## EXERCISE DESCRIPTION
All lines below are to be output exactly as they stand.

## Entries from a dataset of interfaces

-*-*-

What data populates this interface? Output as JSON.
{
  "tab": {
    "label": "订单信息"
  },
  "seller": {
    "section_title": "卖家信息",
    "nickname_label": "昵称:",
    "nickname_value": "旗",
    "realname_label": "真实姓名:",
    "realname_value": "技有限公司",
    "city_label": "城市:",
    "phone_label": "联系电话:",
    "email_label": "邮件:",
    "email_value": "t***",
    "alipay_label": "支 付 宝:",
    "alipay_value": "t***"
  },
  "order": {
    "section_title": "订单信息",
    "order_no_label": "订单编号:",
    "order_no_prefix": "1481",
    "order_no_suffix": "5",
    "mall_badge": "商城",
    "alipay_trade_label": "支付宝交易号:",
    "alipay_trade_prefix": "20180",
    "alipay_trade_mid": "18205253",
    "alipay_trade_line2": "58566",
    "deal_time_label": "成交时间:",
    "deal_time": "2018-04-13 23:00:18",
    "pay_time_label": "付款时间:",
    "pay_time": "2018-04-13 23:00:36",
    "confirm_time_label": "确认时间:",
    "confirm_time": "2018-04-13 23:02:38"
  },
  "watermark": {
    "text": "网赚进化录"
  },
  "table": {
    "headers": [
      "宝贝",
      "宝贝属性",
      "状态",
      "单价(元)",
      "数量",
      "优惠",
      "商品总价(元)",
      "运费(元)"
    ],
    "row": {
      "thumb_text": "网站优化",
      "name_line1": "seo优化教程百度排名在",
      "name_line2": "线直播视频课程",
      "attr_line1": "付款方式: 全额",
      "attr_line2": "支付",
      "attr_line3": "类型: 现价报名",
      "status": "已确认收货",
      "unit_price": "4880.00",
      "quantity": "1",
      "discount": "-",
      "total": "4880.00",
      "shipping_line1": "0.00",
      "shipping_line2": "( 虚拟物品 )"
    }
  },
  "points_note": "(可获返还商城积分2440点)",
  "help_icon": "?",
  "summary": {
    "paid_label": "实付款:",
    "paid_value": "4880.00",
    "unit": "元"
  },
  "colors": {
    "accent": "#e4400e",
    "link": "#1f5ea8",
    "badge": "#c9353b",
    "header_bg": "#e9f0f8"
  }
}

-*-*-

## PROBLEM SOLUTION
What data populates this interface? Output as JSON.
{
  "tab": {
    "label": "订单信息"
  },
  "seller": {
    "section_title": "卖家信息",
    "nickname_label": "昵称:",
    "nickname_value": "旗",
    "realname_label": "真实姓名:",
    "realname_value": "技有限公司",
    "city_label": "城市:",
    "phone_label": "联系电话:",
    "email_label": "邮件:",
    "email_value": "t***",
    "alipay_label": "支 付 宝:",
    "alipay_value": "t***"
  },
  "order": {
    "section_title": "订单信息",
    "order_no_label": "订单编号:",
    "order_no_prefix": "1481",
    "order_no_suffix": "5",
    "mall_badge": "商城",
    "alipay_trade_label": "支付宝交易号:",
    "alipay_trade_prefix": "20180",
    "alipay_trade_mid": "18205253",
    "alipay_trade_line2": "58566",
    "deal_time_label": "成交时间:",
    "deal_time": "2018-04-13 23:00:18",
    "pay_time_label": "付款时间:",
    "pay_time": "2018-04-13 23:00:36",
    "confirm_time_label": "确认时间:",
    "confirm_time": "2018-04-13 23:02:38"
  },
  "watermark": {
    "text": "网赚进化录"
  },
  "table": {
    "headers": [
      "宝贝",
      "宝贝属性",
      "状态",
      "单价(元)",
      "数量",
      "优惠",
      "商品总价(元)",
      "运费(元)"
    ],
    "row": {
      "thumb_text": "网站优化",
      "name_line1": "seo优化教程百度排名在",
      "name_line2": "线直播视频课程",
      "attr_line1": "付款方式: 全额",
      "attr_line2": "支付",
      "attr_line3": "类型: 现价报名",
      "status": "已确认收货",
      "unit_price": "4880.00",
      "quantity": "1",
      "discount": "-",
      "total": "4880.00",
      "shipping_line1": "0.00",
      "shipping_line2": "( 虚拟物品 )"
    }
  },
  "points_note": "(可获返还商城积分2440点)",
  "help_icon": "?",
  "summary": {
    "paid_label": "实付款:",
    "paid_value": "4880.00",
    "unit": "元"
  },
  "colors": {
    "accent": "#e4400e",
    "link": "#1f5ea8",
    "badge": "#c9353b",
    "header_bg": "#e9f0f8"
  }
}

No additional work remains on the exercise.